Solution Storyboards, a Bid Management Best Practice
A proposal does not have to be a lengthy technical discourse, unless the prospect has asked for whatever detail you can muster. If you can deliver it with a persuasive pitch, without forsaking brevity and clarity, then you may have set the pace for a compelling, potentially winning finish.
Technology can be difficult to grasp, so solution intricacies do need to be articulated well in your proposal. But any effort to overplay it may result in jargon-filled technical mumbo jumbo and be counter-productive.
Smooth Demos, Compelling Proposal and a Wow Outcome
Solution strength and superiority are best showcased through a demo or a proof-of-concept exercise. This assumes significance in an environment where feature parity is a challenge. Keeping the demos smooth and earning a wow outcome vests with the solution consultant (SC) or solution architect (SOLA). A well-done demo will be the deal clincher if pricing does not go out of whack.
To get there, though, you need to first deliver a professional proposal, capturing the reader’s attention with just the right level of information without going too deep and making it too complex to fathom. Presenting any unique values in the written document with substantiation will lend it weight that cannot be ignored.
This is where the pursuit manager (bid/proposal manager) can make a difference. This person must have a clear understanding of what it takes to win which, of course, will vary from opportunity to opportunity.
Conceptualising Solution Strategy
He (or she) can work with the sales/presales leads to define a win strategy and then execute it with precision. The pursuit manager will collaborate with the sales lead, SC/SOLA and the Project Manager (PM) in delivering a high-impact proposal that goes beyond the ordinary.
If you can build a solution storyboard session into the list of activities to be adhered to during a pursuit process that will lend crucial value to bid planning.
Storyboards are a great way to get teams to invest time in conceptualising a solution strategy early in the game. They can help eliminate any solution ambiguities that can hold up hardware sizing, project planning / scheduling and pricing.
It is no exaggeration to state that storyboards are among best practices in proposal development. The bid manager will drive it but inputs from the SC/SOLA will determine the right solution strategy. Different solution options can be presented to the prospect but the team must not hesitate to highlight their preferred approach.
A recent review of proposal trends with a group of independent consultants revealed that Requests for Proposals (RFPs) in North America and Europe have begun to focus on problem solving than on solution features.
This is a logical move forward as businesses will want to understand how a bidder can solve their problems and not just what your product does.
Under the circumstances, use cases and scenario-based responses gain credence and acceptability. Real-life examples that can be effectively demonstrated live make evaluation easy for prospective customers.
Asia is typically a laggard in any facet of development but businesses in the region can be expected to embrace the trend at some stage.

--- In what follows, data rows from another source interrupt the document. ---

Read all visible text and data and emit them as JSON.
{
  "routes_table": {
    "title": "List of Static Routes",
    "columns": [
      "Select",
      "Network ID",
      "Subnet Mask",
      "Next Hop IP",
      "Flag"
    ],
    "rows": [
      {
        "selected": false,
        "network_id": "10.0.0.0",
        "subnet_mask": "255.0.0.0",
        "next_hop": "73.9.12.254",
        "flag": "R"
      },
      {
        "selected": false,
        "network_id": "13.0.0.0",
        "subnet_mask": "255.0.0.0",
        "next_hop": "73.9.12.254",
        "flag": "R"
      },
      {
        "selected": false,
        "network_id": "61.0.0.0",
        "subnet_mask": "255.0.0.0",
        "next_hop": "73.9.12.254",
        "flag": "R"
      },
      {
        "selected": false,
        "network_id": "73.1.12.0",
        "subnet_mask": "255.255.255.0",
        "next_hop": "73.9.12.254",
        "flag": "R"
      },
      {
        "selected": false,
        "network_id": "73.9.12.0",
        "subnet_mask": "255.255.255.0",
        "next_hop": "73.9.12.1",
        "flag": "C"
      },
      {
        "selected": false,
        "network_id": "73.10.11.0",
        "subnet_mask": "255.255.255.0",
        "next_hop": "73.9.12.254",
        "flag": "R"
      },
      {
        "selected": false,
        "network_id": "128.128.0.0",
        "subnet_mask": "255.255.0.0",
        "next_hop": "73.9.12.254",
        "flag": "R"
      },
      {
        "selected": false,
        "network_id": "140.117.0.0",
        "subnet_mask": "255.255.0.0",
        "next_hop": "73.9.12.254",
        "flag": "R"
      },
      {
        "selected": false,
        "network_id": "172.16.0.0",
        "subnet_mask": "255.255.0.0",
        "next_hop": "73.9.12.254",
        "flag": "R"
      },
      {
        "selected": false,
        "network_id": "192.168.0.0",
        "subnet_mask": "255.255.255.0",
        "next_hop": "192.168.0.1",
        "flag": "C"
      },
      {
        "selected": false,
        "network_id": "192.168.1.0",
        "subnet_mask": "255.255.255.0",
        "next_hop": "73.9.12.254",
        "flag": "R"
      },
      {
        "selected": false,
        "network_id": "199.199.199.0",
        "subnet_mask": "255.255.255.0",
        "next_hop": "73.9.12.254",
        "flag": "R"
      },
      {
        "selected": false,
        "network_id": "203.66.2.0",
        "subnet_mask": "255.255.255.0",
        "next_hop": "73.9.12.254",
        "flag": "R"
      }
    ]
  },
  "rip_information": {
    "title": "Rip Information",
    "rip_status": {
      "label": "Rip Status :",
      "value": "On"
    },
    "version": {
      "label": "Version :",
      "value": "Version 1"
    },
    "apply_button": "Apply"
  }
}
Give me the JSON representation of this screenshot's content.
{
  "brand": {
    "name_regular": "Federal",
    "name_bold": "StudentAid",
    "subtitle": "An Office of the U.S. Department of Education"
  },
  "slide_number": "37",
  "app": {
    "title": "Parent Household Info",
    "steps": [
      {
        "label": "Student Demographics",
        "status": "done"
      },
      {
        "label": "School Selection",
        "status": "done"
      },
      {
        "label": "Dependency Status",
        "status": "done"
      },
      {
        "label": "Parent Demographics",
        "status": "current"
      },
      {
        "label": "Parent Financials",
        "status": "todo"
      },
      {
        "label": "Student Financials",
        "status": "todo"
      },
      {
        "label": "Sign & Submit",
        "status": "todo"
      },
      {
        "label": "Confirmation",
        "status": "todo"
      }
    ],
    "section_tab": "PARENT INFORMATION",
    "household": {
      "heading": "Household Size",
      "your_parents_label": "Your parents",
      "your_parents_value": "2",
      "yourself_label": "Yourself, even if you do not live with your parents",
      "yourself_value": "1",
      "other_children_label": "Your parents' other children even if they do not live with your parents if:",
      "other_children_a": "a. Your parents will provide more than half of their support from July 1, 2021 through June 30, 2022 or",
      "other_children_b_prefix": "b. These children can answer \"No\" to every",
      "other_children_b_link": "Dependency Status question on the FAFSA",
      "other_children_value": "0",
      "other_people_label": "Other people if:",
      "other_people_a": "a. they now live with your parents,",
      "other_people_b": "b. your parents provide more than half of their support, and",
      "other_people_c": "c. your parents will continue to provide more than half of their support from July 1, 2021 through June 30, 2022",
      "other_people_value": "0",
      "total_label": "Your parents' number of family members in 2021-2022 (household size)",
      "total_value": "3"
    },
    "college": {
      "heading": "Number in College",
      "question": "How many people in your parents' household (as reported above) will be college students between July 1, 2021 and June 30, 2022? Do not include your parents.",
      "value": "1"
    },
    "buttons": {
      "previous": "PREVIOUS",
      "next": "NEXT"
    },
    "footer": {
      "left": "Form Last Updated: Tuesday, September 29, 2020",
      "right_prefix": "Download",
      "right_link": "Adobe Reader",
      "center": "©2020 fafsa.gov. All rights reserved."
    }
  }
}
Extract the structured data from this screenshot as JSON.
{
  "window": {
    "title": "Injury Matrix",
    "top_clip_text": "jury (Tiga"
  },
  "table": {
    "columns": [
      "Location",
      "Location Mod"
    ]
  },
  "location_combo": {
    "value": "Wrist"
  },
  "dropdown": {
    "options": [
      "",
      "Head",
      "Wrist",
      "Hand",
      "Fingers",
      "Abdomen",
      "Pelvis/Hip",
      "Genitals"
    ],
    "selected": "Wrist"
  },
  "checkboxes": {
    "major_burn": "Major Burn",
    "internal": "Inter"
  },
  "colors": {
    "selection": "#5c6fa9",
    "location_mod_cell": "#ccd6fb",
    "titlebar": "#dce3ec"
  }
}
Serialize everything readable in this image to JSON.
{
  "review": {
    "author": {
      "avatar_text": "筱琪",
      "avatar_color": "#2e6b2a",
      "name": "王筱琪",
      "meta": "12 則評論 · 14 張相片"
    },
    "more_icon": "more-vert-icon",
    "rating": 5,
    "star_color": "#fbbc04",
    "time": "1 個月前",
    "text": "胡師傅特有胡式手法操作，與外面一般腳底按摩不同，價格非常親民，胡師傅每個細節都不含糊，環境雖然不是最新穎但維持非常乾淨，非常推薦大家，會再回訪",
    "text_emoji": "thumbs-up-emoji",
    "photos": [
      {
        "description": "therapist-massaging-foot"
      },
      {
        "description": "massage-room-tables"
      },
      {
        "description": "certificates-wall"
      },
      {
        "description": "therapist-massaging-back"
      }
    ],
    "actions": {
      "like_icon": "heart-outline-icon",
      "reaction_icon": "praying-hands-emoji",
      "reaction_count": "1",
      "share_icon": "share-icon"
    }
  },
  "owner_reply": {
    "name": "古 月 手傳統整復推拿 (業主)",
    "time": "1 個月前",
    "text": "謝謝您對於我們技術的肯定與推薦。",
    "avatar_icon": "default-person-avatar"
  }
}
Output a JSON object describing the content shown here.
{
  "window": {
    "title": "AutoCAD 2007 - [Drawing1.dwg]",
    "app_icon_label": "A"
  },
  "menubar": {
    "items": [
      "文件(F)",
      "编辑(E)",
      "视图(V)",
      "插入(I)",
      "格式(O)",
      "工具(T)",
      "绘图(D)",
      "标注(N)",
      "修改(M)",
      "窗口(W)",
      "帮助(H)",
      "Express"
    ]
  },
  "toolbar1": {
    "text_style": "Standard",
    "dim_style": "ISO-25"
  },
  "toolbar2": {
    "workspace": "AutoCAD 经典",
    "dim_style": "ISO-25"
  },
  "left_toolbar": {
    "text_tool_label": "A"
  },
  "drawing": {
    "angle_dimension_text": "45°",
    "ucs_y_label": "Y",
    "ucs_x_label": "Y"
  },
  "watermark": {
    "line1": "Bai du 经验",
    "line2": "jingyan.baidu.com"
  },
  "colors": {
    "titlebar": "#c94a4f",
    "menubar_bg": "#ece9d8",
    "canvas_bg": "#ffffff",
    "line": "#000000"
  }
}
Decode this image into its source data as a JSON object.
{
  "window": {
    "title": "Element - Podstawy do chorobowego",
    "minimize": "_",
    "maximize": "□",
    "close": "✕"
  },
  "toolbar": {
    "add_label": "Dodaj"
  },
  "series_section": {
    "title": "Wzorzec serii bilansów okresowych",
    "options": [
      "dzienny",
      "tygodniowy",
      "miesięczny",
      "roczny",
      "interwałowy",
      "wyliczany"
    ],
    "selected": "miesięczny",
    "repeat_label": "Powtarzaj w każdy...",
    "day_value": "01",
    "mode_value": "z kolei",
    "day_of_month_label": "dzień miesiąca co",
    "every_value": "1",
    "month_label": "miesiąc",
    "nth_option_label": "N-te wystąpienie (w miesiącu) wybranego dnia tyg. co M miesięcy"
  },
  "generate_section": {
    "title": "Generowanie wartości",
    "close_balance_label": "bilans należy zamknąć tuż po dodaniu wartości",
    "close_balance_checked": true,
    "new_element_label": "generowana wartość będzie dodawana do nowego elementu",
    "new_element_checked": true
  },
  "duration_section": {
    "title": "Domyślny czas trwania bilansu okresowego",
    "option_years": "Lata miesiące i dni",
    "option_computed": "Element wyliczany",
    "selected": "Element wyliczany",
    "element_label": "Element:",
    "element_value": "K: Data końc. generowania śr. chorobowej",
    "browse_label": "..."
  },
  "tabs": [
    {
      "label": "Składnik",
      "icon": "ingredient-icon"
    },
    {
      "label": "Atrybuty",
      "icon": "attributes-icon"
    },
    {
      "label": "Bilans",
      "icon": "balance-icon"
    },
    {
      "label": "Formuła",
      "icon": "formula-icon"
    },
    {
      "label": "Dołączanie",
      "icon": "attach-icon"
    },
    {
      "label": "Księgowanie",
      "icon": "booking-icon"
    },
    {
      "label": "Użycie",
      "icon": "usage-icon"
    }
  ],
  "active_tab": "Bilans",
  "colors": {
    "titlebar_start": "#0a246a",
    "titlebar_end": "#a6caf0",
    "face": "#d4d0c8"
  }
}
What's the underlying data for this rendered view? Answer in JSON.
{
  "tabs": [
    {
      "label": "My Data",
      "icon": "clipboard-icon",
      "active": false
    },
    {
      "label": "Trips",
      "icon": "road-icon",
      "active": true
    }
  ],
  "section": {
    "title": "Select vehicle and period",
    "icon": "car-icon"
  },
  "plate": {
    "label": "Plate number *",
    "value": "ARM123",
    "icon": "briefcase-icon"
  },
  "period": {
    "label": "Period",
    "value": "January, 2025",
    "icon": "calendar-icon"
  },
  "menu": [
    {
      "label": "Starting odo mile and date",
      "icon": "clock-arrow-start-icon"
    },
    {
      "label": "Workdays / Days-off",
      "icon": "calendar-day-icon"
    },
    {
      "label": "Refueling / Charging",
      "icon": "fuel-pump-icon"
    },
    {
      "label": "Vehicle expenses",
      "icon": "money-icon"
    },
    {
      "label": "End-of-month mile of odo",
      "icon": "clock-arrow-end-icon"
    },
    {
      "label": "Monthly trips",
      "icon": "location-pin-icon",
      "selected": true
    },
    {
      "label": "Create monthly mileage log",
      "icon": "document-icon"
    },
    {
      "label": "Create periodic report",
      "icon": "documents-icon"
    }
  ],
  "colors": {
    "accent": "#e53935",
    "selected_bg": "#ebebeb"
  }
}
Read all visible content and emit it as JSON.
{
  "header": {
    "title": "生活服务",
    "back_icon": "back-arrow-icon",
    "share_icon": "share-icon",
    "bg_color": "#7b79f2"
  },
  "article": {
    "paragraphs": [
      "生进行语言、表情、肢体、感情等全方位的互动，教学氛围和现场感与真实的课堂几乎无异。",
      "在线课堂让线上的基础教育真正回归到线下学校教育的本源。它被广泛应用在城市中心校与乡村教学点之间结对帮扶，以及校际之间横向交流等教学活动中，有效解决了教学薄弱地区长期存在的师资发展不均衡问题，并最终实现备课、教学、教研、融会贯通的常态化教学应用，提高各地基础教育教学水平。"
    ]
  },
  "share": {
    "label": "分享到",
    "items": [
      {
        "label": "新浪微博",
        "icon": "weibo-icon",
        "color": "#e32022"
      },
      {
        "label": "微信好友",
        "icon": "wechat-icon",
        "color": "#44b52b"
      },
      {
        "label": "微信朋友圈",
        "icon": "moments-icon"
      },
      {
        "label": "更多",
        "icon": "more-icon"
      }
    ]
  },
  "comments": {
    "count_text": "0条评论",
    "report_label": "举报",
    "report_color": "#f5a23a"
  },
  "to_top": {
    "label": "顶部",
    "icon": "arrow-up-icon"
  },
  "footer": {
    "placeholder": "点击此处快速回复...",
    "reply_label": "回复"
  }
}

Technical wizardry is hardly necessary for developing win themes though it is not a handicap. What you need more is the ability to emphasise verifiable benefits of your solution for the customer and demonstrate, with proof, why it is better than that offered by competition.
G Joslin Vethakumar